Energy reforms needed to counter excess and wastage
As China’s supercharged economy surged ahead in the 2000’s, the central planning agency prioritised power plant construction, adding 80-100 GW annually from 2005-2010, despite China reducing energy usage by 19% over 2005 levels by 2010, as part of its efforts against climate change. This move was driven by fears of insufficient generating capacity holding back economic growth.
The problem China now faces is overcapacity, as the provinces have continued to add generating capacity, despite lower demand. Indeed there has been a 20% increase in the number of thermal power projects, despite lower demand, with 200 GW of additional capacity (more than all of Canada) to come online between 2015-2017.
This overcapacity has been compounded by the fact that industry uses 75% of China’s energy, and it is this very tier of the economy that is being streamlined as the country moves towards a more consumption-based economic model.
Despite, or indeed because of, this trend, the provinces have continued apace with power plant construction in order to maintain local growth, at the expense of national efficiency.

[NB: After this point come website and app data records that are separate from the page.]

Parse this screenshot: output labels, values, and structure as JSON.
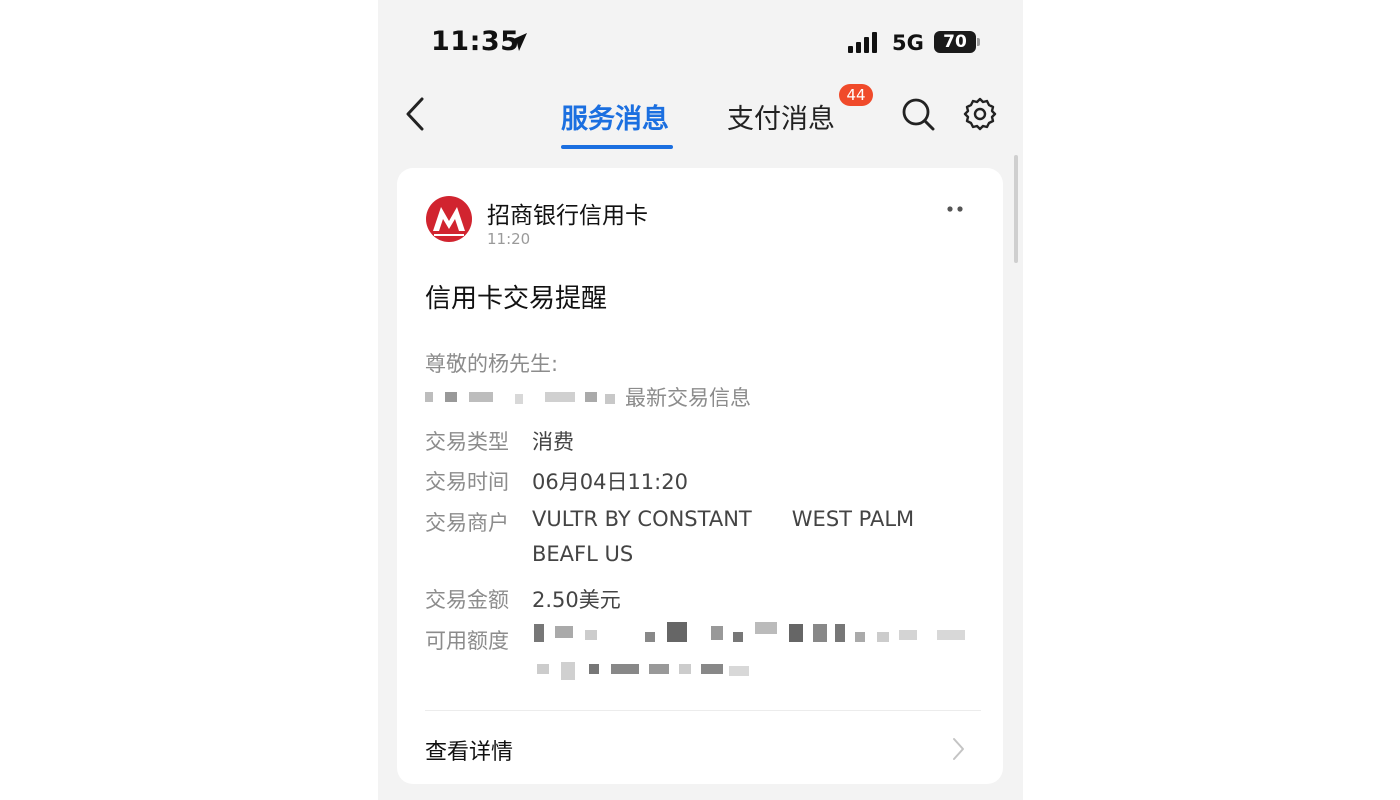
{
  "status_bar": {
    "time": "11:35",
    "network": "5G",
    "battery": "70"
  },
  "nav": {
    "tab_service": "服务消息",
    "tab_pay": "支付消息",
    "pay_badge": "44"
  },
  "message": {
    "sender": "招商银行信用卡",
    "time": "11:20",
    "title": "信用卡交易提醒",
    "greeting": "尊敬的杨先生:",
    "intro_suffix": "最新交易信息",
    "rows": [
      {
        "label": "交易类型",
        "value": "消费"
      },
      {
        "label": "交易时间",
        "value": "06月04日11:20"
      },
      {
        "label": "交易商户",
        "value": "VULTR BY CONSTANT      WEST PALM",
        "value2": "BEAFL US"
      },
      {
        "label": "交易金额",
        "value": "2.50美元"
      },
      {
        "label": "可用额度",
        "value": ""
      }
    ],
    "details_link": "查看详情"
  },
  "colors": {
    "accent": "#1b6fe0",
    "badge": "#f04a2a",
    "brand_red": "#d1242f"
  }
}
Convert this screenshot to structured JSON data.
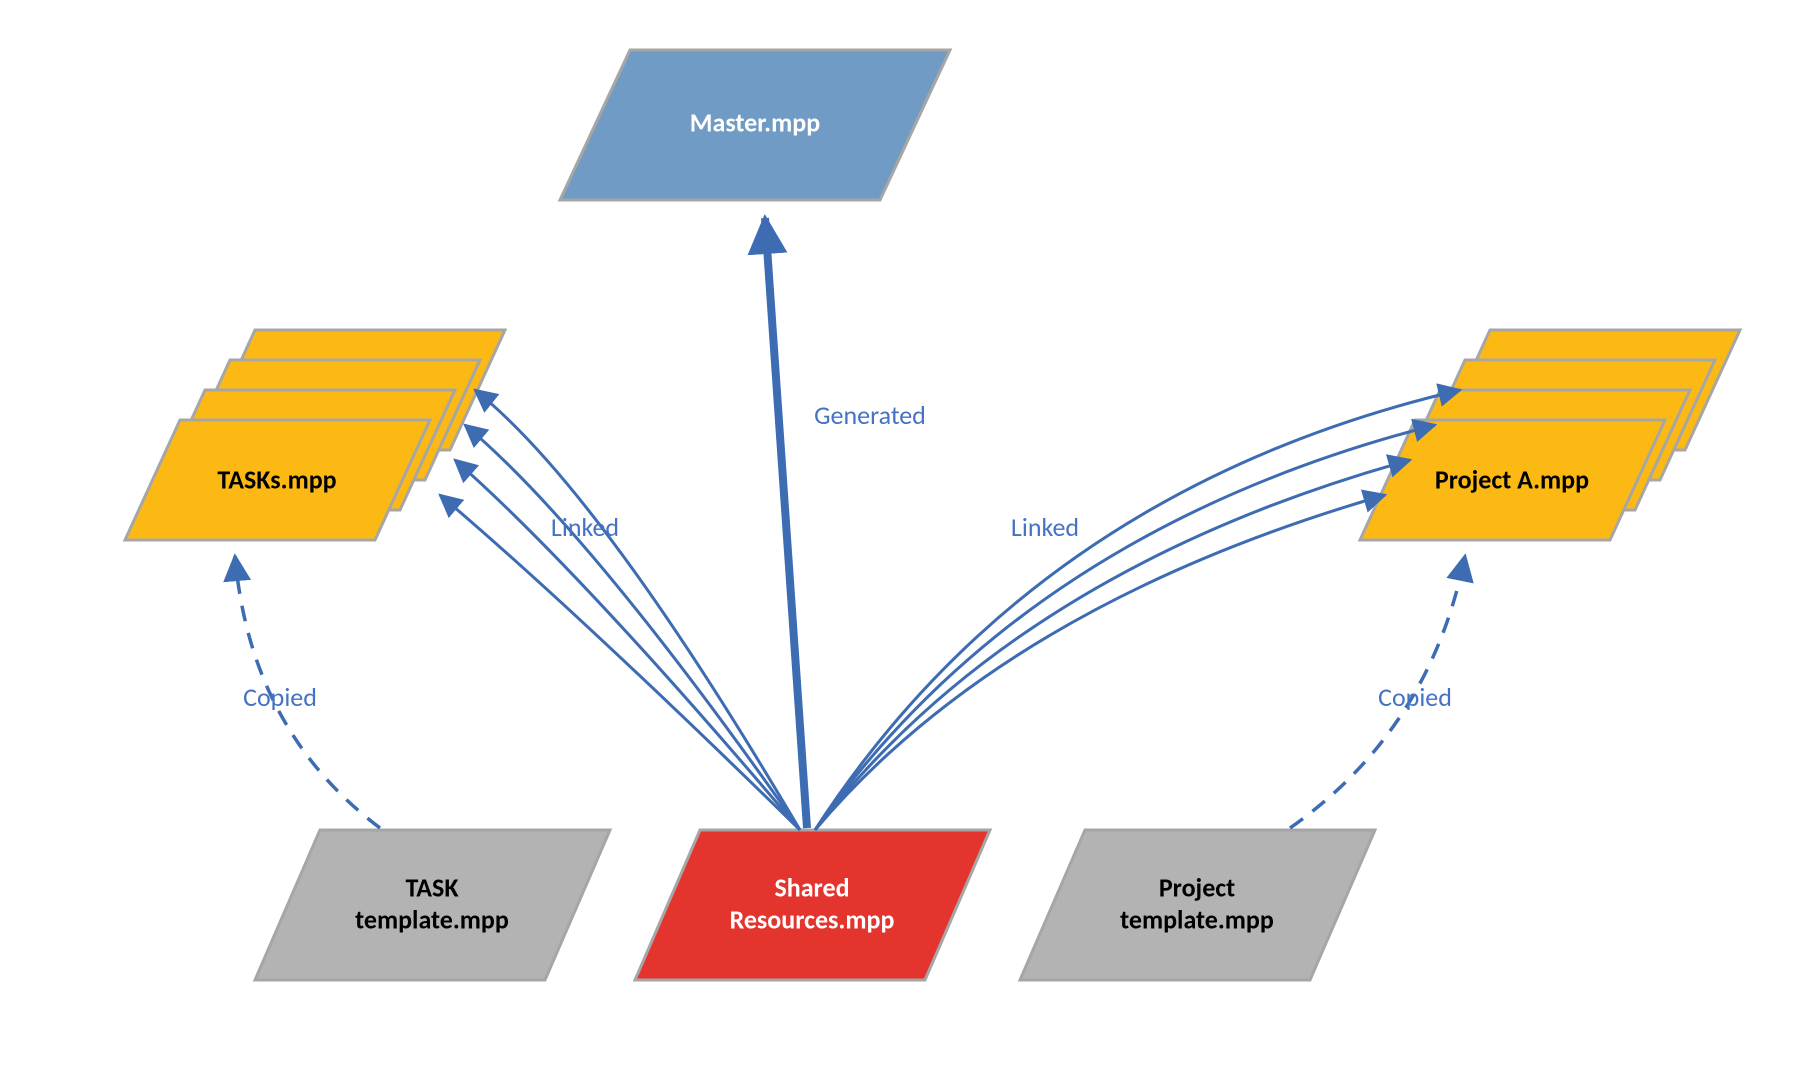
{
  "colors": {
    "blue_fill": "#6f9bc4",
    "red_fill": "#e4342e",
    "gold_fill": "#fdb913",
    "gray_fill": "#b3b3b3",
    "node_border": "#a6a6a6",
    "arrow_blue": "#3d6cb3",
    "label_blue": "#4472c4",
    "white_text": "#ffffff",
    "black_text": "#000000"
  },
  "nodes": {
    "master": {
      "label": "Master.mpp",
      "text_color": "white"
    },
    "tasks": {
      "label": "TASKs.mpp",
      "text_color": "black"
    },
    "projectA": {
      "label": "Project A.mpp",
      "text_color": "black"
    },
    "task_template": {
      "label1": "TASK",
      "label2": "template.mpp",
      "text_color": "black"
    },
    "shared": {
      "label1": "Shared",
      "label2": "Resources.mpp",
      "text_color": "white"
    },
    "proj_template": {
      "label1": "Project",
      "label2": "template.mpp",
      "text_color": "black"
    }
  },
  "edges": {
    "generated": {
      "label": "Generated"
    },
    "linked_l": {
      "label": "Linked"
    },
    "linked_r": {
      "label": "Linked"
    },
    "copied_l": {
      "label": "Copied"
    },
    "copied_r": {
      "label": "Copied"
    }
  }
}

A narrow focus on local jobs, combined with state-set electricity prices that have not been sufficiently adjusted to reflect low coal prices – have until now allowed new power plant projects to remain profitable despite a lack of demand.
Until now, the government has sought to deal with overcapacity by dictating generating quotas for producers. However, this has led to inefficiencies and under-utilised facilities, as China’s generating portfolio consists of thousands of old and dirty coal plants, alongside newer, cleaner ones, as well as a host of various alternative methods from nuclear to solar.
By shifting to a deregulated market, the government wants to use market forces to phase out less efficient and less environmentally friendly producers out of the market. With the market setting prices at various bidding increments, efficient producers will finally be able to fully utilise their assets, under-bidding less competitive producers. As a result, China’s oldest and dirtiest generators will be confined to operating at peak hours, thus reducing pollution, a major domestic security concern for the Chinese government.
Concern about pollution is a major motivation for the reform
Pollution is a central driving factor behind China’s efforts at energy reform, as cheap coal and overcapacity merely encourage wasteful consumption patterns. This frustrates the government’s efforts to improve energy efficiency and reduce pollution. Moreover, China’s large scale investments in wind and solar are being under-utilised under the current system, which is too static to effectively incorporate fluctuating green energy generation rates, resulting in waste and the increased threat of brownouts.
The bottom line of these reforms is that they will open up competition and create new markets for power generation and sales businesses. The private sector is thus being allowed to enter one of the last unexploited sectors of the Chinese economy. As of November 2015, some 300 companies have signed up. In the short to medium term, these reforms, aside from creating a blossoming of Chinese energy companies, will also create opportunities for consultant and IT firms to aid major energy consumers in transitioning to the new system.
Industry insights and expertise provided by Tomas van Stee, President of online energy management company, EnPowered. Under the Radar is written by GRI analyst Jeremy Lüdi.